Ever since Jesus Christ died for our sins (see “We believe…” above), the Bible teaches that the only way to receive God’s promised salvation is to “repent and be baptized, every one of you, in the name of Jesus Christ for the forgiveness of your sins” (Acts 2:38, NIV). This baptism, this immersion into water, is not only a sign and a symbol of what happens when acknowledge our sin, believe in Jesus and commit to following Jesus the rest of our lives, it is also the point at which God grants us forgiveness and enables us to live without sinning. The sign and symbolism have to do with cleansing (the washing away of sins) and rising out of water into new life (like coming out of a grave of water and leaving the past behind). But baptism is more than just a sign or symbol. It is very similar to a marriage ceremony, the point at which spouses who love each other commit to spending the rest of their lives together. Baptism is exactly that sort of commitment. People may well acknowledge their sin and believe in Jesus and truly love Him deeply, but unless and until they commit their lives to him in baptism, their connection with Christ is not complete.
Clearly only those who know what they are doing can make such a commitment. Therefore the man-made tradition of sprinkling or immersing infants and babies is not true baptism. We’re grateful to parents who want their children to grow up knowing Jesus, but the practice of “infant baptism” is not supported by Scripture. Only the grace of God’s forgiveness when received by faith in baptism has the power save us from our sins. And only those old enough to have such faith can be baptized.
God’s grace granted in baptism doesn’t end with His forgiveness. Acts 2:38 also includes the promise for those who repent and are baptized, “And you will receive the gift of the Holy Spirit.” The Bible teaches that the Holy Spirit (just like Jesus Christ) is God himself. Somehow He’s exactly the same, but somehow He’s a different person. And somehow this Holy Spirit lives simultaneously in everyone who believes in Jesus and is baptized into His name. That’s what “the gift of the Holy Spirit” means. This precious gift is the unfathomable reality that God Himself chooses to take up residence within those who commit their lives to Jesus in baptism. When we become Christians through baptism, God graciously gives His Spirit, this Holy Spirit (the Spirit of God, the Spirit of Christ, Counselor and Comforter are some of His other names) to help us live like God wants us to live.

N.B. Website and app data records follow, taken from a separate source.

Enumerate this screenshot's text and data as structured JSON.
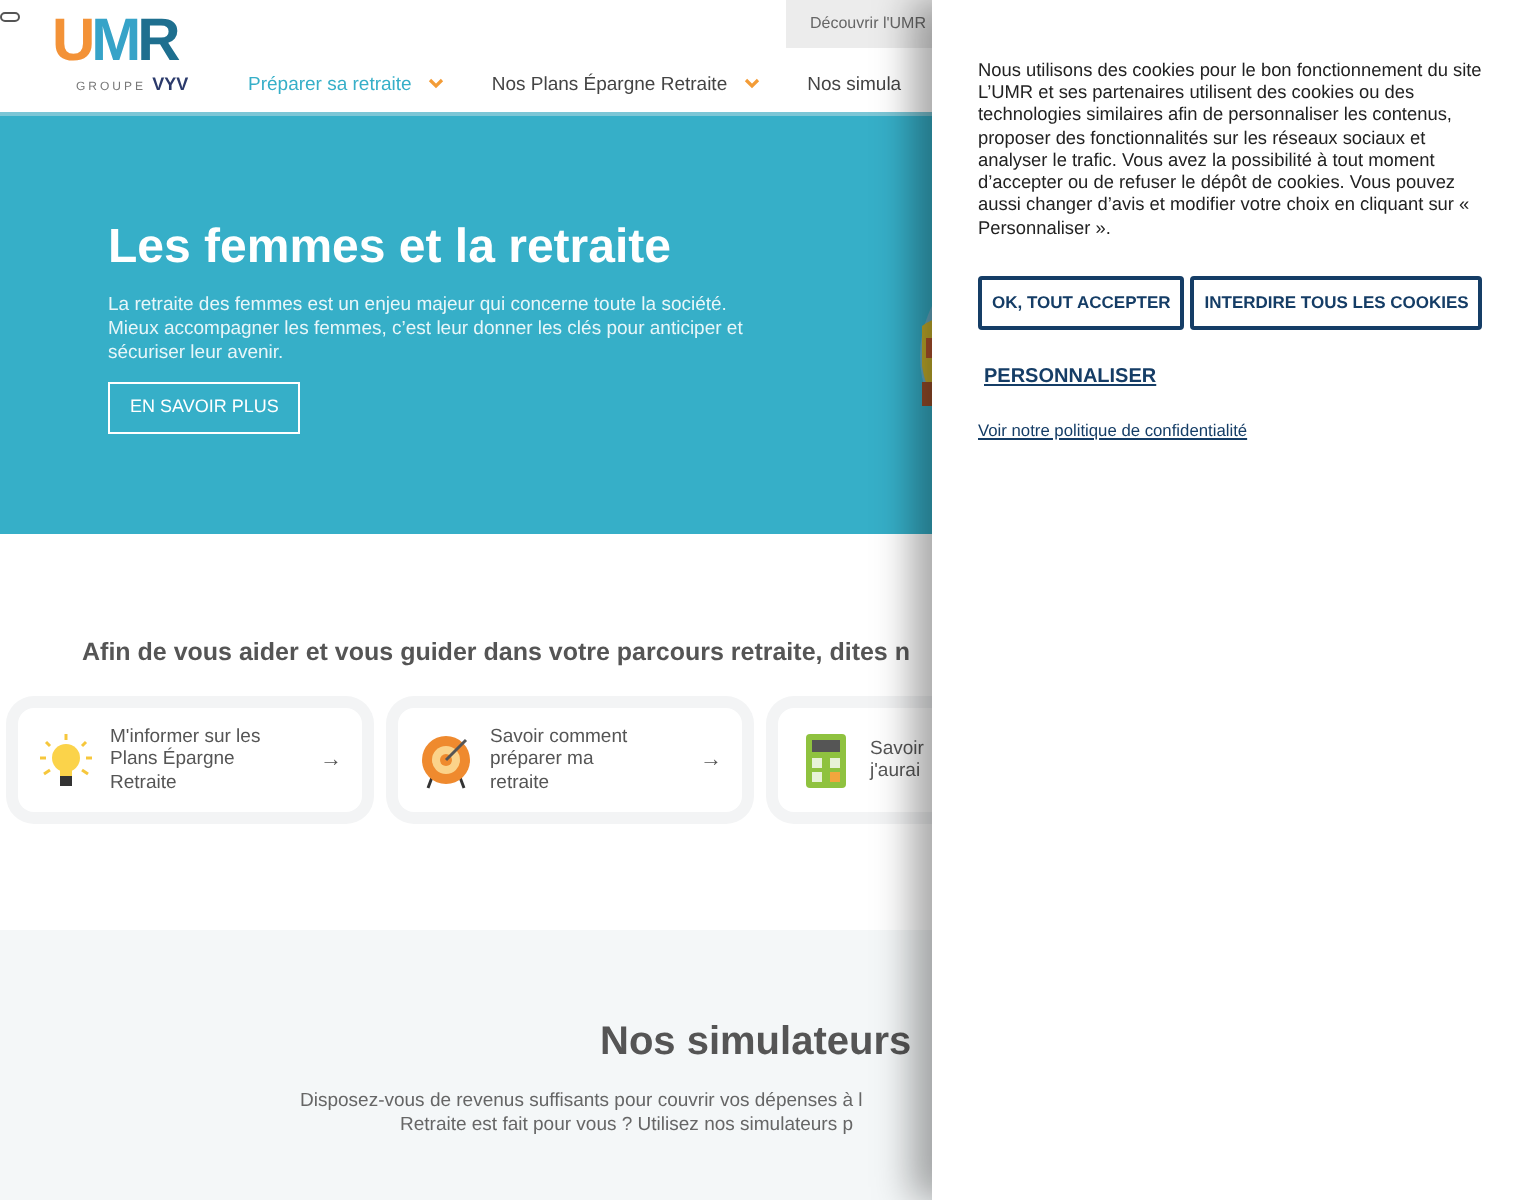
{
  "header": {
    "logo": {
      "brand": "UMR",
      "group_prefix": "GROUPE",
      "group_name": "VYV"
    },
    "top_link": "Découvrir l'UMR",
    "nav": [
      {
        "label": "Préparer sa retraite",
        "selected": true,
        "dropdown": true
      },
      {
        "label": "Nos Plans Épargne Retraite",
        "selected": false,
        "dropdown": true
      },
      {
        "label": "Nos simula",
        "selected": false,
        "dropdown": false
      }
    ]
  },
  "hero": {
    "title": "Les femmes et la retraite",
    "text": "La retraite des femmes est un enjeu majeur qui concerne toute la société. Mieux accompagner les femmes, c’est leur donner les clés pour anticiper et sécuriser leur avenir.",
    "button": "EN SAVOIR PLUS"
  },
  "intro": {
    "heading": "Afin de vous aider et vous guider dans votre parcours retraite, dites n",
    "cards": [
      {
        "kind": "bulb",
        "lines": [
          "M'informer sur les",
          "Plans Épargne",
          "Retraite"
        ],
        "arrow": "→"
      },
      {
        "kind": "target",
        "lines": [
          "Savoir comment",
          "préparer ma",
          "retraite"
        ],
        "arrow": "→"
      },
      {
        "kind": "calculator",
        "lines": [
          "Savoir",
          "j'aurai"
        ]
      }
    ]
  },
  "simulators": {
    "title": "Nos simulateurs",
    "lines": [
      "Disposez-vous de revenus suffisants pour couvrir vos dépenses à l",
      "Retraite est fait pour vous ? Utilisez nos simulateurs p"
    ]
  },
  "cookie_banner": {
    "paragraphs": [
      "Nous utilisons des cookies pour le bon fonctionnement du site",
      "L’UMR et ses partenaires utilisent des cookies ou des technologies similaires afin de personnaliser les contenus, proposer des fonctionnalités sur les réseaux sociaux et analyser le trafic. Vous avez la possibilité à tout moment d’accepter ou de refuser le dépôt de cookies. Vous pouvez aussi changer d’avis et modifier votre choix en cliquant sur « Personnaliser »."
    ],
    "buttons": [
      "OK, TOUT ACCEPTER",
      "INTERDIRE TOUS LES COOKIES"
    ],
    "customize": "PERSONNALISER",
    "policy_link": "Voir notre politique de confidentialité"
  }
}
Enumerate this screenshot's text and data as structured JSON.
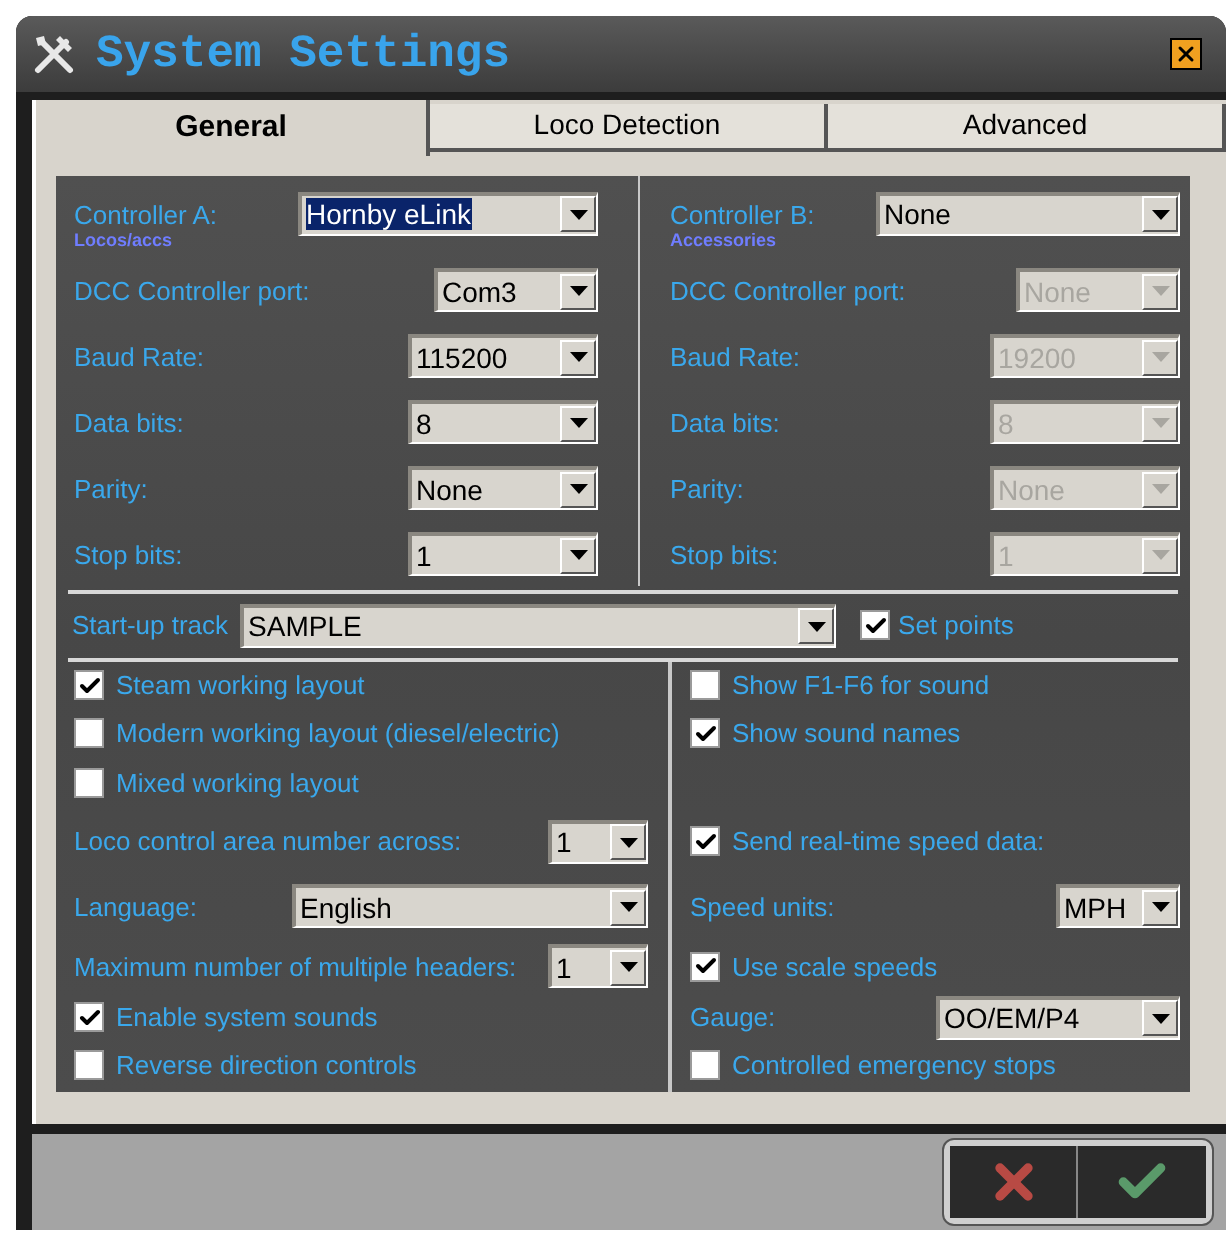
{
  "window": {
    "title": "System Settings"
  },
  "tabs": [
    {
      "label": "General",
      "selected": true
    },
    {
      "label": "Loco Detection",
      "selected": false
    },
    {
      "label": "Advanced",
      "selected": false
    }
  ],
  "controllers": [
    {
      "label": "Controller A:",
      "sublabel": "Locos/accs",
      "value": "Hornby eLink",
      "value_highlighted": true,
      "fields": [
        {
          "label": "DCC Controller port:",
          "value": "Com3",
          "disabled": false
        },
        {
          "label": "Baud Rate:",
          "value": "115200",
          "disabled": false
        },
        {
          "label": "Data bits:",
          "value": "8",
          "disabled": false
        },
        {
          "label": "Parity:",
          "value": "None",
          "disabled": false
        },
        {
          "label": "Stop bits:",
          "value": "1",
          "disabled": false
        }
      ]
    },
    {
      "label": "Controller B:",
      "sublabel": "Accessories",
      "value": "None",
      "value_highlighted": false,
      "fields": [
        {
          "label": "DCC Controller port:",
          "value": "None",
          "disabled": true
        },
        {
          "label": "Baud Rate:",
          "value": "19200",
          "disabled": true
        },
        {
          "label": "Data bits:",
          "value": "8",
          "disabled": true
        },
        {
          "label": "Parity:",
          "value": "None",
          "disabled": true
        },
        {
          "label": "Stop bits:",
          "value": "1",
          "disabled": true
        }
      ]
    }
  ],
  "startup_track": {
    "label": "Start-up track",
    "value": "SAMPLE"
  },
  "set_points": {
    "label": "Set points",
    "checked": true
  },
  "left_options": [
    {
      "kind": "checkbox",
      "label": "Steam working layout",
      "checked": true
    },
    {
      "kind": "checkbox",
      "label": "Modern working layout (diesel/electric)",
      "checked": false
    },
    {
      "kind": "checkbox",
      "label": "Mixed working layout",
      "checked": false
    },
    {
      "kind": "select",
      "label": "Loco control area number across:",
      "value": "1"
    },
    {
      "kind": "select",
      "label": "Language:",
      "value": "English"
    },
    {
      "kind": "select",
      "label": "Maximum number of multiple headers:",
      "value": "1"
    },
    {
      "kind": "checkbox",
      "label": "Enable system sounds",
      "checked": true
    },
    {
      "kind": "checkbox",
      "label": "Reverse direction controls",
      "checked": false
    }
  ],
  "right_options": [
    {
      "kind": "checkbox",
      "label": "Show F1-F6 for sound",
      "checked": false
    },
    {
      "kind": "checkbox",
      "label": "Show sound names",
      "checked": true
    },
    {
      "kind": "checkbox",
      "label": "Send real-time speed data:",
      "checked": true
    },
    {
      "kind": "select",
      "label": "Speed units:",
      "value": "MPH"
    },
    {
      "kind": "checkbox",
      "label": "Use scale speeds",
      "checked": true
    },
    {
      "kind": "select",
      "label": "Gauge:",
      "value": "OO/EM/P4"
    },
    {
      "kind": "checkbox",
      "label": "Controlled emergency stops",
      "checked": false
    }
  ]
}
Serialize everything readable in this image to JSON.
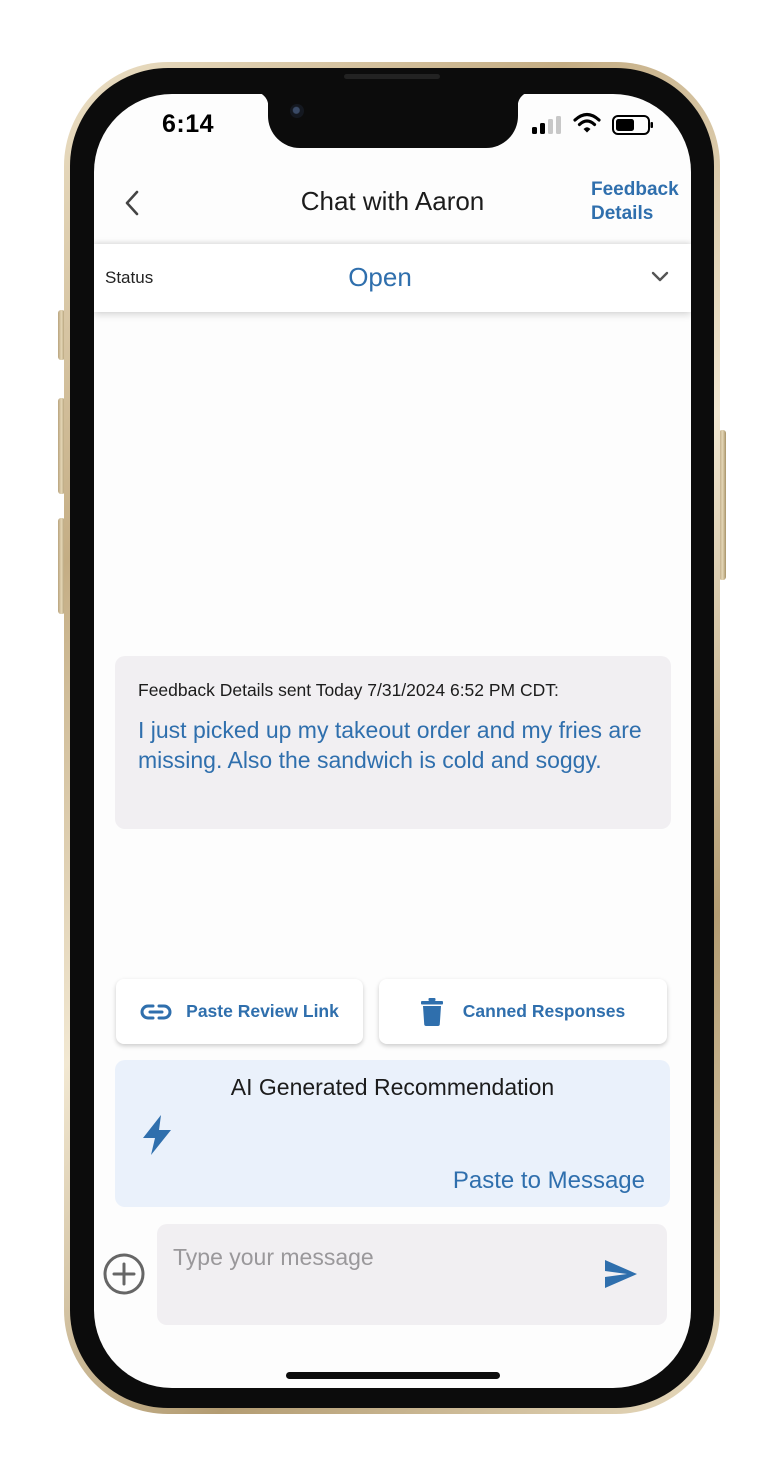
{
  "status_bar": {
    "time": "6:14"
  },
  "header": {
    "title": "Chat with Aaron",
    "feedback_link_line1": "Feedback",
    "feedback_link_line2": "Details"
  },
  "status": {
    "label": "Status",
    "value": "Open"
  },
  "message": {
    "meta": "Feedback Details sent Today 7/31/2024 6:52 PM CDT:",
    "text": "I just picked up my takeout order and my fries are missing. Also the sandwich is cold and soggy."
  },
  "actions": {
    "paste_review_link": "Paste Review Link",
    "canned_responses": "Canned Responses"
  },
  "ai_recommendation": {
    "title": "AI Generated Recommendation",
    "paste_label": "Paste to Message"
  },
  "composer": {
    "placeholder": "Type your message",
    "value": ""
  },
  "icons": {
    "back": "chevron-left-icon",
    "dropdown": "chevron-down-icon",
    "link": "link-icon",
    "trash": "trash-icon",
    "bolt": "bolt-icon",
    "add": "add-circle-icon",
    "send": "send-icon"
  },
  "colors": {
    "accent": "#2f6fad",
    "bubble_bg": "#f1eff2",
    "ai_card_bg": "#eaf1fb",
    "screen_bg": "#fdfdfd"
  }
}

One of the ways God wants us to live is to gather regularly in order to worship God together. From the Bible’s example we choose to hold a major assembly on the first day of the week (Sunday on the modern calendar). It is on this day that the Bible says Jesus Christ rose from the dead after having sacrificed His life to pay for our sins. What a great day to celebrate God and celebrate the life that God has given us! We also have other meetings at other times (see the “Our Gatherings” page) when we meet for Bible study, prayer, service opportunities and various other events during which we can continue to encourage one another and worship God together.
The central focus of our weekly Sunday worship service is the celebration of the Lord’s Supper. Again by example from the Bible we recognize weekly remembrances of Christ’s sacrifice for our sins. During communion (another name for the Lord’s Supper) we use the two symbols that Jesus used to teach the significance of His sacrifice on the cross: unleavened bread (bread without yeast) and “the fruit of the vine” (we use grape juice). The bread represents Jesus’ physical body which He willingly gave up to pay the death penalty that we ourselves deserve to pay because of our disobedience to God. The juice represents Christ’s blood which He shed on the cross to cleanse us from sin, to remove the guilt of sin, and to establish firmly God’s promise to forgive us and accept us and include us in His family. The Bible records that the early church thought it was important enough to celebrate every week. So do we.
If you have any questions or comments about our beliefs and practices, please feel free to contact us so we can discuss them further. Better still, why don’t you come to one of our gatherings and we can talk about it in person!